Troubleshooting print issues + scaling question

Deshed

New member
Hi all,

Just got an ender 3 V2 and managed run a levelling print, print a benchy & an adaptor for my dust extractor all fine but now prints keep lifting off the bed in places, to the extent that the first layer is getting pushed off the bed by the extruder on small items.

Not really sure where to start trouble shooting, I'm guessing clean the bed, use brims or rafts, try a temperature tower? It's in my shed, which is insulated but lacking a heater, and it's a bit cold and windy here currently so that's probably not helping. Using PLA & default cura settings.

Unrelated printing question, the bodies on scale3drc all seem to be listed for a fairly narrow range of wheelbase. Is there any reason they can't just be scaled up or down to fit whatever parts I can shove under them? Presumably that would apply to bodies from other sites as well if so.

Any advice would be gratefully received!
 

imthatguy

Putting it in "H"
I pretty much always print with a brim, well, at least I used to on my older printer. You could try laying down a layer of Blue painter's tape on the bed. I found the adhesion to work a bit better that way. Printing in a shed probably isn't ideal.

You can scale any file you want, but a byproduct of that is the wheelbase will change, and you'll have to adjust your links.
 

skinanbones

I drank the MEK
I believe that the Ender 3 doesn't have auto sense bed leveling. So its the same as my CR-10 and what i have found that after several multi hours prints, i need to check the bed level agian with a piece of paper. My guess right now is that you need to turn the adjuster wheels out about a quarter to half turn, just to bring the bed a little close to the nozzle.

If that starts to cause issue with elephant foot on the part or it still lifts. I would use glue or masking tape on the glass to get better adhesion.
 

Svar

New member
I have the same printer, for very small parts, a brim or a raft is needed. In the settings I select preheat PLA and wait 4-5 min. then I start printing. The only change I have made to my printer in the last year is the bed springs, I still do the level adjustment with the bed at 60C and the hot end at 160c for 5 min. but with the new springs this is very rare. When the bed is cold I clean it before each print with 90% alcohol and a micro fiber cloth.
 

Deshed

New member
Thanks for the advice! Warmer weather and blue painters tape have solved the bed adhesion issues, but I noticed it was getting elephants foot even with the bed set to 35C. Apparently squish in the first few layers is a common issue with a few different Creality printers - it seems to have been reduced to a tolerable level so far by adjusting the tension on the z axis carriage rollers, loosening the screws that hold the brass lead screw nut into the carriage, and printing with a raft.
 

Svar
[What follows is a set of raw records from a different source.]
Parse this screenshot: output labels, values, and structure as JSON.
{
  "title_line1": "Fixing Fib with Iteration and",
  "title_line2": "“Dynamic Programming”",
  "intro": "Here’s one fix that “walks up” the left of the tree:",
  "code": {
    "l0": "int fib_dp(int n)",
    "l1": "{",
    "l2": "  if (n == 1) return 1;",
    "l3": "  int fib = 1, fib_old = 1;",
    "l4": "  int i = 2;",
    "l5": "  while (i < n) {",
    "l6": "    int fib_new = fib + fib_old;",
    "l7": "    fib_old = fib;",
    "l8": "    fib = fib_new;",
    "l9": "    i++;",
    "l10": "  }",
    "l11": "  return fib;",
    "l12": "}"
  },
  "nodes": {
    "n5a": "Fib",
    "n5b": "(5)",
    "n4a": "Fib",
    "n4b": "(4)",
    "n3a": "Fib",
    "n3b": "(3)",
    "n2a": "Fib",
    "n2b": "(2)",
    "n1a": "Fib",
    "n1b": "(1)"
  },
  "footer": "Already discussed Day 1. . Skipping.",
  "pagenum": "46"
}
New member
Hi,

In Cura you have a setting to correct the elephant foot. Don't loosen the screws it will affect the quality of your print.

#1 The bed at 35°C is low, put it at 60°C, PLA adheres well at that temperature.
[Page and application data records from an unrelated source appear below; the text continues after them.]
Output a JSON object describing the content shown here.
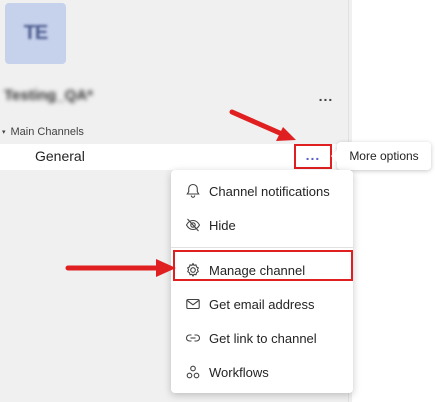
{
  "team": {
    "avatar_initials": "TE",
    "name": "Testing_QA*",
    "more_label": "..."
  },
  "section": {
    "caret": "▾",
    "label": "Main Channels"
  },
  "channel": {
    "name": "General",
    "more_label": "..."
  },
  "tooltip": {
    "text": "More options"
  },
  "menu": {
    "items": [
      {
        "label": "Channel notifications",
        "icon": "bell-icon"
      },
      {
        "label": "Hide",
        "icon": "hide-icon"
      },
      {
        "label": "Manage channel",
        "icon": "gear-icon"
      },
      {
        "label": "Get email address",
        "icon": "mail-icon"
      },
      {
        "label": "Get link to channel",
        "icon": "link-icon"
      },
      {
        "label": "Workflows",
        "icon": "workflows-icon"
      }
    ]
  },
  "colors": {
    "accent": "#5b5fc7",
    "annotation": "#e02020",
    "avatar_bg": "#c6d1ec"
  }
}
#2 Adjust the thickness of your first layer so it sticks well, a first layer at 0.2 or 0.15 is good.

#3 You can correct the elephant foot problem in the Walls section - Initial layer horizontal expansion. Write a negative value like -0.1 and the first layer will be printed 0.1 millimeter inside the perimeter of the part. Make a comparison with different values and look at the effect on your part once sliced.
 

Deshed

New member
Thanks, forgot to mention I did the horizontal expansion thing too. One more question, just sliced a body to print in Cura and it's estimating 2 days 18hrs for the first half...is that normal? Was expecting it to take a long time but :eek:.
 

Svar

New member
Several parameters can make a difference on the printing time.
The thickness of the layers.
The amount of support
Also as you are printing a body, you have many outer walls that are printed slower than the infill. You can always increase the thickness of the layers and the speed of printing the outer walls, but the quality will suffer.
I did some testing with a 1/10 body found on Thingiverse (1/10 Truck body ZIL 157) and for the main part my shortest printing time was 2 days and 19 hrs. Standard quality, standard support everywhere, but with a 4mm support line distance.
Yes, some printing can be very long, my longest project so far was 21 hrs.
 
Top